Dataset rows for apps and sites:

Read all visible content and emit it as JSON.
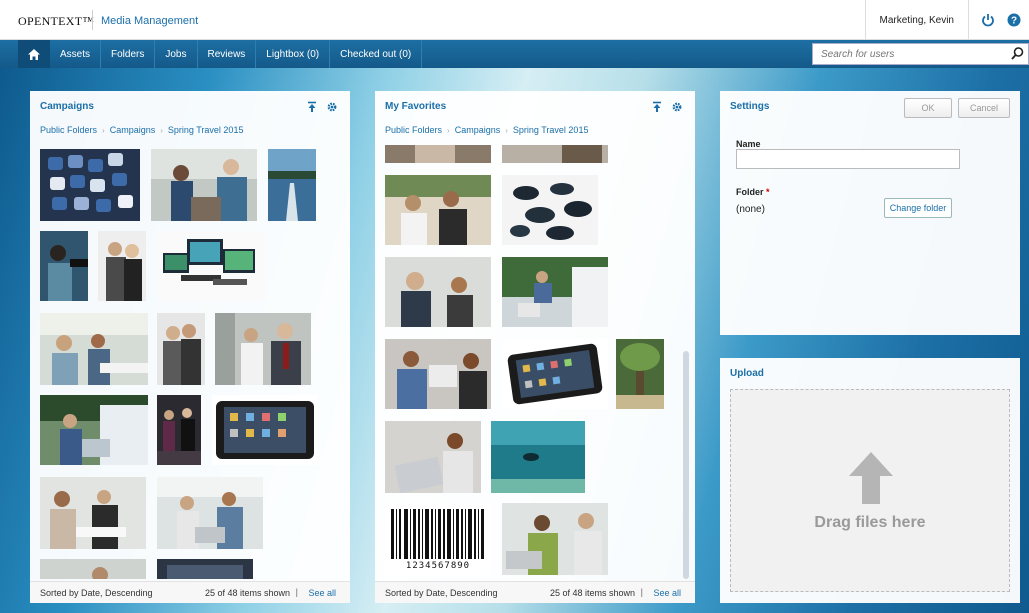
{
  "header": {
    "brand": "OPENTEXT™",
    "product": "Media Management",
    "user": "Marketing, Kevin",
    "icons": [
      "power-icon",
      "help-icon"
    ]
  },
  "nav": {
    "home_icon": "home-icon",
    "items": [
      "Assets",
      "Folders",
      "Jobs",
      "Reviews",
      "Lightbox (0)",
      "Checked out (0)"
    ],
    "search_placeholder": "Search for users"
  },
  "campaigns": {
    "title": "Campaigns",
    "breadcrumb": [
      "Public Folders",
      "Campaigns",
      "Spring Travel 2015"
    ],
    "icons": [
      "upload-icon",
      "gear-icon"
    ],
    "sort": "Sorted by Date, Descending",
    "count": "25 of 48 items shown",
    "see_all": "See all",
    "thumbnails": [
      "smartphone-app-icons",
      "business-meeting",
      "lake-pier",
      "woman-on-phone",
      "businesswoman-portrait",
      "computer-monitors",
      "team-meeting",
      "business-couple",
      "doctor-and-businessman",
      "office-workers",
      "nightclub-crowd",
      "tablet-device",
      "office-desk-meeting",
      "laptop-collaboration",
      "extra-thumb"
    ]
  },
  "favorites": {
    "title": "My Favorites",
    "breadcrumb": [
      "Public Folders",
      "Campaigns",
      "Spring Travel 2015"
    ],
    "icons": [
      "upload-icon",
      "gear-icon"
    ],
    "sort": "Sorted by Date, Descending",
    "count": "25 of 48 items shown",
    "see_all": "See all",
    "barcode_number": "1234567890",
    "thumbnails": [
      "partial-top-1",
      "partial-top-2",
      "smiling-colleagues",
      "black-stones",
      "business-partners",
      "laptop-team",
      "laptop-man",
      "android-tablet",
      "tropical-tree",
      "woman-with-laptop",
      "underwater-diver",
      "barcode",
      "men-at-laptop"
    ]
  },
  "settings": {
    "title": "Settings",
    "ok_label": "OK",
    "cancel_label": "Cancel",
    "name_label": "Name",
    "name_value": "",
    "folder_label": "Folder",
    "required_mark": "*",
    "folder_value": "(none)",
    "change_folder_label": "Change folder"
  },
  "upload": {
    "title": "Upload",
    "drop_text": "Drag files here",
    "icon": "arrow-up-icon"
  },
  "colors": {
    "accent": "#1b6fa8",
    "nav_bg": "#1d6fa3"
  }
}
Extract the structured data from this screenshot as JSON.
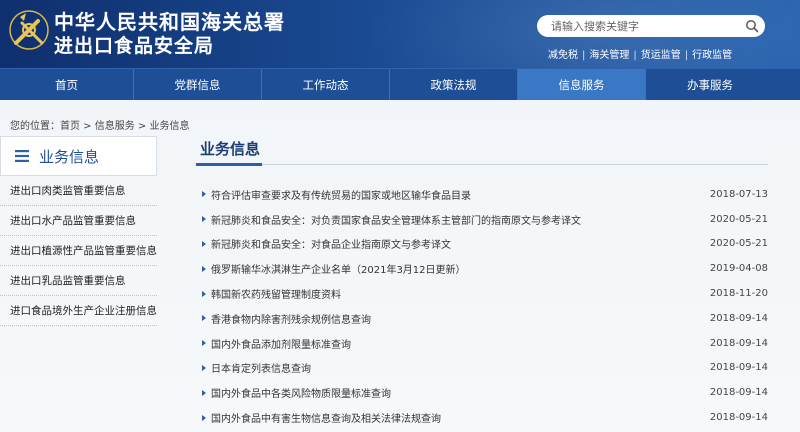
{
  "header": {
    "title_line1": "中华人民共和国海关总署",
    "title_line2": "进出口食品安全局",
    "search_placeholder": "请输入搜索关键字",
    "quick_links": [
      "减免税",
      "海关管理",
      "货运监管",
      "行政监管"
    ],
    "emblem_icon": "customs-emblem-icon"
  },
  "nav": [
    {
      "label": "首页",
      "active": false
    },
    {
      "label": "党群信息",
      "active": false
    },
    {
      "label": "工作动态",
      "active": false
    },
    {
      "label": "政策法规",
      "active": false
    },
    {
      "label": "信息服务",
      "active": true
    },
    {
      "label": "办事服务",
      "active": false
    }
  ],
  "breadcrumb": {
    "prefix": "您的位置：",
    "items": [
      "首页",
      "信息服务",
      "业务信息"
    ],
    "separator": " > "
  },
  "sidebar": {
    "title": "业务信息",
    "items": [
      "进出口肉类监管重要信息",
      "进出口水产品监管重要信息",
      "进出口植源性产品监管重要信息",
      "进出口乳品监管重要信息",
      "进口食品境外生产企业注册信息"
    ]
  },
  "main": {
    "title": "业务信息",
    "rows": [
      {
        "text": "符合评估审查要求及有传统贸易的国家或地区输华食品目录",
        "date": "2018-07-13"
      },
      {
        "text": "新冠肺炎和食品安全：对负责国家食品安全管理体系主管部门的指南原文与参考译文",
        "date": "2020-05-21"
      },
      {
        "text": "新冠肺炎和食品安全：对食品企业指南原文与参考译文",
        "date": "2020-05-21"
      },
      {
        "text": "俄罗斯输华冰淇淋生产企业名单（2021年3月12日更新）",
        "date": "2019-04-08"
      },
      {
        "text": "韩国新农药残留管理制度资料",
        "date": "2018-11-20"
      },
      {
        "text": "香港食物内除害剂残余规例信息查询",
        "date": "2018-09-14"
      },
      {
        "text": "国内外食品添加剂限量标准查询",
        "date": "2018-09-14"
      },
      {
        "text": "日本肯定列表信息查询",
        "date": "2018-09-14"
      },
      {
        "text": "国内外食品中各类风险物质限量标准查询",
        "date": "2018-09-14"
      },
      {
        "text": "国内外食品中有害生物信息查询及相关法律法规查询",
        "date": "2018-09-14"
      }
    ]
  },
  "colors": {
    "header_dark": "#0f2f6e",
    "nav_bg": "#1e4f96",
    "nav_active": "#3a77c4",
    "accent": "#2d5fa6"
  }
}
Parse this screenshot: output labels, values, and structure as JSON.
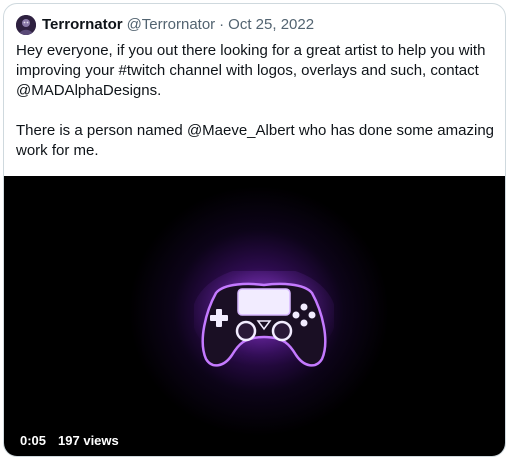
{
  "tweet": {
    "author": {
      "display_name": "Terrornator",
      "handle": "@Terrornator",
      "separator": "·",
      "date": "Oct 25, 2022"
    },
    "body": {
      "p1_before": "Hey everyone, if you out there looking for a great artist to help you with improving your ",
      "hashtag": "#twitch",
      "p1_middle": " channel with logos, overlays and such, contact ",
      "mention_1": "@MADAlphaDesigns",
      "p1_end": ".",
      "p2_before": "There is a person named ",
      "mention_2": "@Maeve_Albert",
      "p2_end": " who has done some amazing work for me."
    },
    "media": {
      "type": "video",
      "duration": "0:05",
      "views": "197 views",
      "glow_color": "#8228c8"
    }
  },
  "colors": {
    "text": "#0f1419",
    "secondary": "#536471",
    "border": "#cfd9de"
  },
  "icons": {
    "avatar": "avatar-image",
    "controller": "gamepad-icon"
  }
}
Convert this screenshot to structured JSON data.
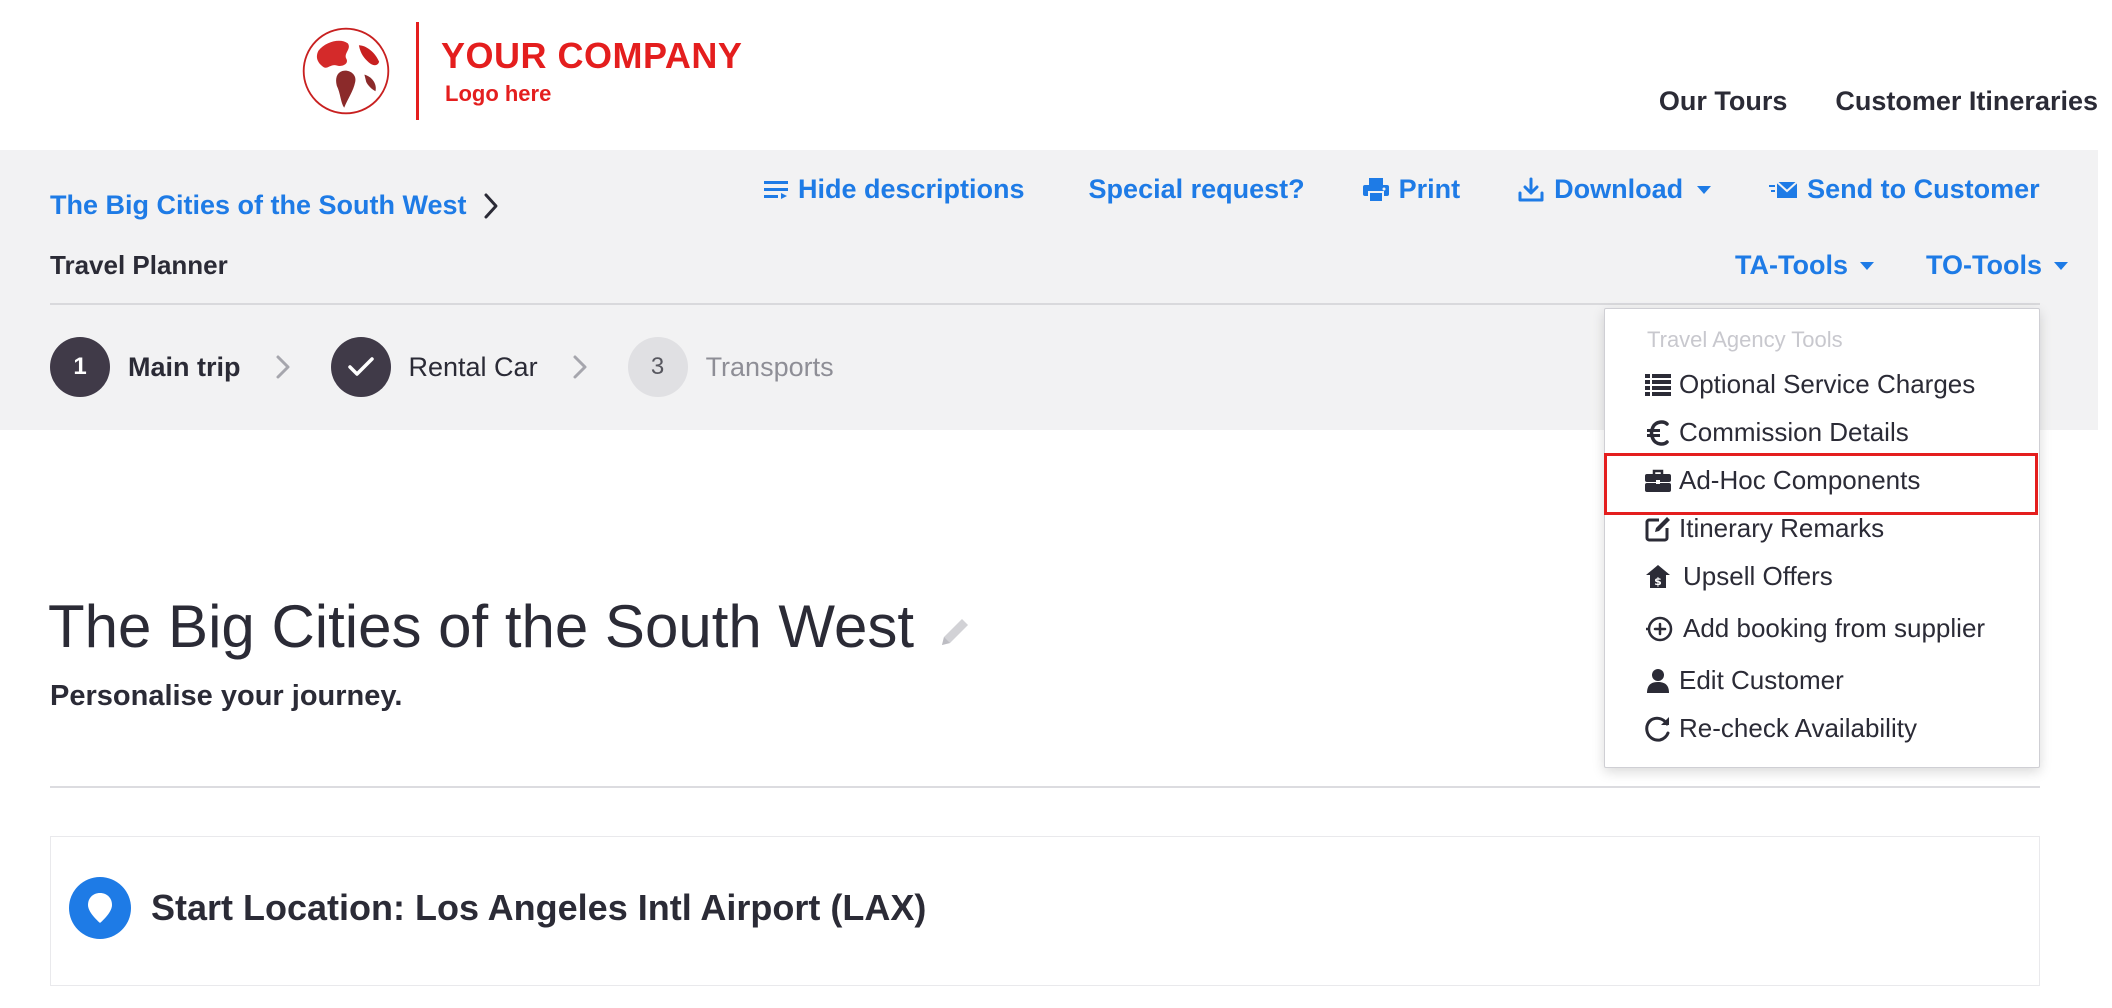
{
  "header": {
    "logo": {
      "name": "YOUR COMPANY",
      "tagline": "Logo here"
    },
    "nav": [
      {
        "label": "Our Tours"
      },
      {
        "label": "Customer Itineraries"
      }
    ]
  },
  "breadcrumb": {
    "trip_link": "The Big Cities of the South West"
  },
  "planner_label": "Travel Planner",
  "actions": {
    "hide_descriptions": "Hide descriptions",
    "special_request": "Special request?",
    "print": "Print",
    "download": "Download",
    "send_to_customer": "Send to Customer"
  },
  "tools": {
    "ta_tools": "TA-Tools",
    "to_tools": "TO-Tools"
  },
  "steps": [
    {
      "number": "1",
      "label": "Main trip",
      "state": "current"
    },
    {
      "number": "",
      "label": "Rental Car",
      "state": "completed"
    },
    {
      "number": "3",
      "label": "Transports",
      "state": "upcoming"
    }
  ],
  "main": {
    "title": "The Big Cities of the South West",
    "subtitle": "Personalise your journey.",
    "start_location": "Start Location: Los Angeles Intl Airport (LAX)"
  },
  "ta_menu": {
    "header": "Travel Agency Tools",
    "items": [
      {
        "label": "Optional Service Charges",
        "icon": "list-icon"
      },
      {
        "label": "Commission Details",
        "icon": "euro-icon"
      },
      {
        "label": "Ad-Hoc Components",
        "icon": "briefcase-icon",
        "highlighted": true
      },
      {
        "label": "Itinerary Remarks",
        "icon": "edit-icon"
      },
      {
        "label": "Upsell Offers",
        "icon": "upsell-icon"
      },
      {
        "label": "Add booking from supplier",
        "icon": "add-booking-icon"
      },
      {
        "label": "Edit Customer",
        "icon": "user-icon"
      },
      {
        "label": "Re-check Availability",
        "icon": "refresh-icon"
      }
    ]
  },
  "colors": {
    "brand_red": "#e41e1e",
    "link_blue": "#1e7be6",
    "text_dark": "#2b2b36",
    "band_gray": "#f2f2f3",
    "step_dark": "#403a48"
  }
}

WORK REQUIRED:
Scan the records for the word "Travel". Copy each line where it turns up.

EXERCISE RESULT:
      "Spring Travel 2015"
      "Spring Travel 2015"
  "planner_label": "Travel Planner",
    "header": "Travel Agency Tools",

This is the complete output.